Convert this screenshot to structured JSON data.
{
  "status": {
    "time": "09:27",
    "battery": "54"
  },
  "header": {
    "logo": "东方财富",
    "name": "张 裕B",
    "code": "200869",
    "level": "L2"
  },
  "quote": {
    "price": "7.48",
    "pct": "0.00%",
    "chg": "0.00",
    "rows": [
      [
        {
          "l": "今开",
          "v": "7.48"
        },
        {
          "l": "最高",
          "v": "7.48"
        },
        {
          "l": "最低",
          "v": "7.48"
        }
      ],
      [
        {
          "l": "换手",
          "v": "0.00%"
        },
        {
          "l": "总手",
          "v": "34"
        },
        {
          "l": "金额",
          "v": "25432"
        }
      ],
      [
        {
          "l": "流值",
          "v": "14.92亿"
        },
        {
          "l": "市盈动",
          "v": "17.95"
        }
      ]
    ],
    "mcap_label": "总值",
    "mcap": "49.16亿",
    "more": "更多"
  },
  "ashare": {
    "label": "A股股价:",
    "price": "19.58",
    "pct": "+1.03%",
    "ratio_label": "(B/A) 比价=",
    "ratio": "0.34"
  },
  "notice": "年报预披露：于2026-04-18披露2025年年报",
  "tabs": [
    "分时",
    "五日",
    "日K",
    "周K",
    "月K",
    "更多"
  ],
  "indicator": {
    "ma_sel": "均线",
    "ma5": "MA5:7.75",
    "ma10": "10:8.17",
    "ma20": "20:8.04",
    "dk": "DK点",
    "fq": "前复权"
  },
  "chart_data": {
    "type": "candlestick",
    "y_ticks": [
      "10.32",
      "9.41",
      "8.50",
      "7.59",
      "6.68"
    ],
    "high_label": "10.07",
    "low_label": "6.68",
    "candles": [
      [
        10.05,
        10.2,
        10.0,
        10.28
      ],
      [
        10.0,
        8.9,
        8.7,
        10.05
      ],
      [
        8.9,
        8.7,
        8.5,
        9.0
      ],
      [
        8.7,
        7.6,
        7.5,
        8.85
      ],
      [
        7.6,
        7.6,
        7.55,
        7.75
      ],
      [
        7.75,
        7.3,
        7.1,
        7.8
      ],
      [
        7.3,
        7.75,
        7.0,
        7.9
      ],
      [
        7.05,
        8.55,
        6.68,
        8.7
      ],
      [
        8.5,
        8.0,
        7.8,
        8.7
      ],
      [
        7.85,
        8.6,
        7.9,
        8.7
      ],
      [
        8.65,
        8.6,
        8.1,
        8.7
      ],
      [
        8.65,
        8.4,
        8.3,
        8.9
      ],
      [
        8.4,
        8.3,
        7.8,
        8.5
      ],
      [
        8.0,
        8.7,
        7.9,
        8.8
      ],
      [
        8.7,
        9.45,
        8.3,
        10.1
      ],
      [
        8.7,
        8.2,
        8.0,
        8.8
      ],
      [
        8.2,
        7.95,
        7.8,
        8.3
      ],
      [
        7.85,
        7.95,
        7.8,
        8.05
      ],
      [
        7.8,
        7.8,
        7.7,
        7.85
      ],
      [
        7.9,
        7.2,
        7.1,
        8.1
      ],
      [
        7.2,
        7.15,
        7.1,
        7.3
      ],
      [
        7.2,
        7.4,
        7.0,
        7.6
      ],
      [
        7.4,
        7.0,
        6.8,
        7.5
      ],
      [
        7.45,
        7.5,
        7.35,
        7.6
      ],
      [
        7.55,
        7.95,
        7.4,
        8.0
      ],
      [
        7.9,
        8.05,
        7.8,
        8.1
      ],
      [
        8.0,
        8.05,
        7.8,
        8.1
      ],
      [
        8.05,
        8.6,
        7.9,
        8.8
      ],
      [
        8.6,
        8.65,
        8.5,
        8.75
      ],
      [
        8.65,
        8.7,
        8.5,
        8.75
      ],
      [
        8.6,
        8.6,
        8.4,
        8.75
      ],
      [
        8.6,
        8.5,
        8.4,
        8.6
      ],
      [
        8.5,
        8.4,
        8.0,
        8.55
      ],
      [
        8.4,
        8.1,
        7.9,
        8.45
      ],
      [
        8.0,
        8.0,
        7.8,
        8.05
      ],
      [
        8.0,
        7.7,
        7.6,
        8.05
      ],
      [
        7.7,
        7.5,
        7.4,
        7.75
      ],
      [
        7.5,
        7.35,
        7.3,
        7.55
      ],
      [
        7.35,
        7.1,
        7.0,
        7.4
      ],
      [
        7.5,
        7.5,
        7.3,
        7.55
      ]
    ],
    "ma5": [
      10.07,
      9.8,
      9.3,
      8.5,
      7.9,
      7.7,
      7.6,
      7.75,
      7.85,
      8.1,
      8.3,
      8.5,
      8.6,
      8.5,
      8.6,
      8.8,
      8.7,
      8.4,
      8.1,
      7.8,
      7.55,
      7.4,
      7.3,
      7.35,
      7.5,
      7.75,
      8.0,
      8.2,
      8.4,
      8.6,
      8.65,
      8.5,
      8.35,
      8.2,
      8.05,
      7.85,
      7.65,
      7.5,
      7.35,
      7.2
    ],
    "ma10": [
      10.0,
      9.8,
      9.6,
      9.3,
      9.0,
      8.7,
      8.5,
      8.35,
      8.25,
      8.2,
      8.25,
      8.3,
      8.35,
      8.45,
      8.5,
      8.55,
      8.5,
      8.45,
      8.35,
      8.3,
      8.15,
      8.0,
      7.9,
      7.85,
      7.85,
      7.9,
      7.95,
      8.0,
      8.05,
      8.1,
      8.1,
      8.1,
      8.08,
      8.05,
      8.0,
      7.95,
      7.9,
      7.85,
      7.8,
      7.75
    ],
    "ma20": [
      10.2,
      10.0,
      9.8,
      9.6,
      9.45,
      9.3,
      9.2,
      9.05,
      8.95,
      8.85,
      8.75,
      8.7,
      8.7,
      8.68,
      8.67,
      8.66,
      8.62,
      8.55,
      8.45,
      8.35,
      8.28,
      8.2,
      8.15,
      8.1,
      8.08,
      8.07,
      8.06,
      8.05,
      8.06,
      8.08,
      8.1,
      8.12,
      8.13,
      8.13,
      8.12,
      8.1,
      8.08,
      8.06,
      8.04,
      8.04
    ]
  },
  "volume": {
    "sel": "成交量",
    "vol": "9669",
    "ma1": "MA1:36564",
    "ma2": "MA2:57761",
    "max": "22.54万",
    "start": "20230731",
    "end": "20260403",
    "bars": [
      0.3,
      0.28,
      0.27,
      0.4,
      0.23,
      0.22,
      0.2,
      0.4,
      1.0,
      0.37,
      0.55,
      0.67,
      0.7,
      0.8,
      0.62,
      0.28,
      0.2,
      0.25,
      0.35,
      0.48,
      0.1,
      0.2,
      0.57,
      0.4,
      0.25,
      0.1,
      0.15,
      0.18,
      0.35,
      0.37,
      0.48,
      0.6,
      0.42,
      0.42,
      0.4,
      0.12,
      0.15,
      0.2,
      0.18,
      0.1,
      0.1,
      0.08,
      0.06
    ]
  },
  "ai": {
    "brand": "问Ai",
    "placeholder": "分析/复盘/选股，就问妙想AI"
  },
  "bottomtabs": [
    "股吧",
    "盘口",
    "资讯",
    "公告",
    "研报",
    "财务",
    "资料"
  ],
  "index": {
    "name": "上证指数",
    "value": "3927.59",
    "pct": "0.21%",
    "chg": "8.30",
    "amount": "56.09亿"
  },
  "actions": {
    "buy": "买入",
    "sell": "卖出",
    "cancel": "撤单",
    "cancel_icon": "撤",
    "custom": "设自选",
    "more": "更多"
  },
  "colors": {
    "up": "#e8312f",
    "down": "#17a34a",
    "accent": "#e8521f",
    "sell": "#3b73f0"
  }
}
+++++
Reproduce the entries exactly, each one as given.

Convert this screenshot to structured JSON data.
{
  "status": {
    "time": "09:27",
    "battery": "54"
  },
  "header": {
    "logo": "东方财富",
    "name": "张 裕B",
    "code": "200869",
    "level": "L2"
  },
  "quote": {
    "price": "7.48",
    "pct": "0.00%",
    "chg": "0.00",
    "rows": [
      [
        {
          "l": "今开",
          "v": "7.48"
        },
        {
          "l": "最高",
          "v": "7.48"
        },
        {
          "l": "最低",
          "v": "7.48"
        }
      ],
      [
        {
          "l": "换手",
          "v": "0.00%"
        },
        {
          "l": "总手",
          "v": "34"
        },
        {
          "l": "金额",
          "v": "25432"
        }
      ],
      [
        {
          "l": "流值",
          "v": "14.92亿"
        },
        {
          "l": "市盈动",
          "v": "17.95"
        }
      ]
    ],
    "mcap_label": "总值",
    "mcap": "49.16亿",
    "more": "更多"
  },
  "ashare": {
    "label": "A股股价:",
    "price": "19.58",
    "pct": "+1.03%",
    "ratio_label": "(B/A) 比价=",
    "ratio": "0.34"
  },
  "notice": "年报预披露：于2026-04-18披露2025年年报",
  "tabs": [
    "分时",
    "五日",
    "日K",
    "周K",
    "月K",
    "更多"
  ],
  "indicator": {
    "ma_sel": "均线",
    "ma5": "MA5:7.75",
    "ma10": "10:8.17",
    "ma20": "20:8.04",
    "dk": "DK点",
    "fq": "前复权"
  },
  "chart_data": {
    "type": "candlestick",
    "y_ticks": [
      "10.32",
      "9.41",
      "8.50",
      "7.59",
      "6.68"
    ],
    "high_label": "10.07",
    "low_label": "6.68",
    "candles": [
      [
        10.05,
        10.2,
        10.0,
        10.28
      ],
      [
        10.0,
        8.9,
        8.7,
        10.05
      ],
      [
        8.9,
        8.7,
        8.5,
        9.0
      ],
      [
        8.7,
        7.6,
        7.5,
        8.85
      ],
      [
        7.6,
        7.6,
        7.55,
        7.75
      ],
      [
        7.75,
        7.3,
        7.1,
        7.8
      ],
      [
        7.3,
        7.75,
        7.0,
        7.9
      ],
      [
        7.05,
        8.55,
        6.68,
        8.7
      ],
      [
        8.5,
        8.0,
        7.8,
        8.7
      ],
      [
        7.85,
        8.6,
        7.9,
        8.7
      ],
      [
        8.65,
        8.6,
        8.1,
        8.7
      ],
      [
        8.65,
        8.4,
        8.3,
        8.9
      ],
      [
        8.4,
        8.3,
        7.8,
        8.5
      ],
      [
        8.0,
        8.7,
        7.9,
        8.8
      ],
      [
        8.7,
        9.45,
        8.3,
        10.1
      ],
      [
        8.7,
        8.2,
        8.0,
        8.8
      ],
      [
        8.2,
        7.95,
        7.8,
        8.3
      ],
      [
        7.85,
        7.95,
        7.8,
        8.05
      ],
      [
        7.8,
        7.8,
        7.7,
        7.85
      ],
      [
        7.9,
        7.2,
        7.1,
        8.1
      ],
      [
        7.2,
        7.15,
        7.1,
        7.3
      ],
      [
        7.2,
        7.4,
        7.0,
        7.6
      ],
      [
        7.4,
        7.0,
        6.8,
        7.5
      ],
      [
        7.45,
        7.5,
        7.35,
        7.6
      ],
      [
        7.55,
        7.95,
        7.4,
        8.0
      ],
      [
        7.9,
        8.05,
        7.8,
        8.1
      ],
      [
        8.0,
        8.05,
        7.8,
        8.1
      ],
      [
        8.05,
        8.6,
        7.9,
        8.8
      ],
      [
        8.6,
        8.65,
        8.5,
        8.75
      ],
      [
        8.65,
        8.7,
        8.5,
        8.75
      ],
      [
        8.6,
        8.6,
        8.4,
        8.75
      ],
      [
        8.6,
        8.5,
        8.4,
        8.6
      ],
      [
        8.5,
        8.4,
        8.0,
        8.55
      ],
      [
        8.4,
        8.1,
        7.9,
        8.45
      ],
      [
        8.0,
        8.0,
        7.8,
        8.05
      ],
      [
        8.0,
        7.7,
        7.6,
        8.05
      ],
      [
        7.7,
        7.5,
        7.4,
        7.75
      ],
      [
        7.5,
        7.35,
        7.3,
        7.55
      ],
      [
        7.35,
        7.1,
        7.0,
        7.4
      ],
      [
        7.5,
        7.5,
        7.3,
        7.55
      ]
    ],
    "ma5": [
      10.07,
      9.8,
      9.3,
      8.5,
      7.9,
      7.7,
      7.6,
      7.75,
      7.85,
      8.1,
      8.3,
      8.5,
      8.6,
      8.5,
      8.6,
      8.8,
      8.7,
      8.4,
      8.1,
      7.8,
      7.55,
      7.4,
      7.3,
      7.35,
      7.5,
      7.75,
      8.0,
      8.2,
      8.4,
      8.6,
      8.65,
      8.5,
      8.35,
      8.2,
      8.05,
      7.85,
      7.65,
      7.5,
      7.35,
      7.2
    ],
    "ma10": [
      10.0,
      9.8,
      9.6,
      9.3,
      9.0,
      8.7,
      8.5,
      8.35,
      8.25,
      8.2,
      8.25,
      8.3,
      8.35,
      8.45,
      8.5,
      8.55,
      8.5,
      8.45,
      8.35,
      8.3,
      8.15,
      8.0,
      7.9,
      7.85,
      7.85,
      7.9,
      7.95,
      8.0,
      8.05,
      8.1,
      8.1,
      8.1,
      8.08,
      8.05,
      8.0,
      7.95,
      7.9,
      7.85,
      7.8,
      7.75
    ],
    "ma20": [
      10.2,
      10.0,
      9.8,
      9.6,
      9.45,
      9.3,
      9.2,
      9.05,
      8.95,
      8.85,
      8.75,
      8.7,
      8.7,
      8.68,
      8.67,
      8.66,
      8.62,
      8.55,
      8.45,
      8.35,
      8.28,
      8.2,
      8.15,
      8.1,
      8.08,
      8.07,
      8.06,
      8.05,
      8.06,
      8.08,
      8.1,
      8.12,
      8.13,
      8.13,
      8.12,
      8.1,
      8.08,
      8.06,
      8.04,
      8.04
    ]
  },
  "volume": {
    "sel": "成交量",
    "vol": "9669",
    "ma1": "MA1:36564",
    "ma2": "MA2:57761",
    "max": "22.54万",
    "start": "20230731",
    "end": "20260403",
    "bars": [
      0.3,
      0.28,
      0.27,
      0.4,
      0.23,
      0.22,
      0.2,
      0.4,
      1.0,
      0.37,
      0.55,
      0.67,
      0.7,
      0.8,
      0.62,
      0.28,
      0.2,
      0.25,
      0.35,
      0.48,
      0.1,
      0.2,
      0.57,
      0.4,
      0.25,
      0.1,
      0.15,
      0.18,
      0.35,
      0.37,
      0.48,
      0.6,
      0.42,
      0.42,
      0.4,
      0.12,
      0.15,
      0.2,
      0.18,
      0.1,
      0.1,
      0.08,
      0.06
    ]
  },
  "ai": {
    "brand": "问Ai",
    "placeholder": "分析/复盘/选股，就问妙想AI"
  },
  "bottomtabs": [
    "股吧",
    "盘口",
    "资讯",
    "公告",
    "研报",
    "财务",
    "资料"
  ],
  "index": {
    "name": "上证指数",
    "value": "3927.59",
    "pct": "0.21%",
    "chg": "8.30",
    "amount": "56.09亿"
  },
  "actions": {
    "buy": "买入",
    "sell": "卖出",
    "cancel": "撤单",
    "cancel_icon": "撤",
    "custom": "设自选",
    "more": "更多"
  },
  "colors": {
    "up": "#e8312f",
    "down": "#17a34a",
    "accent": "#e8521f",
    "sell": "#3b73f0"
  }
}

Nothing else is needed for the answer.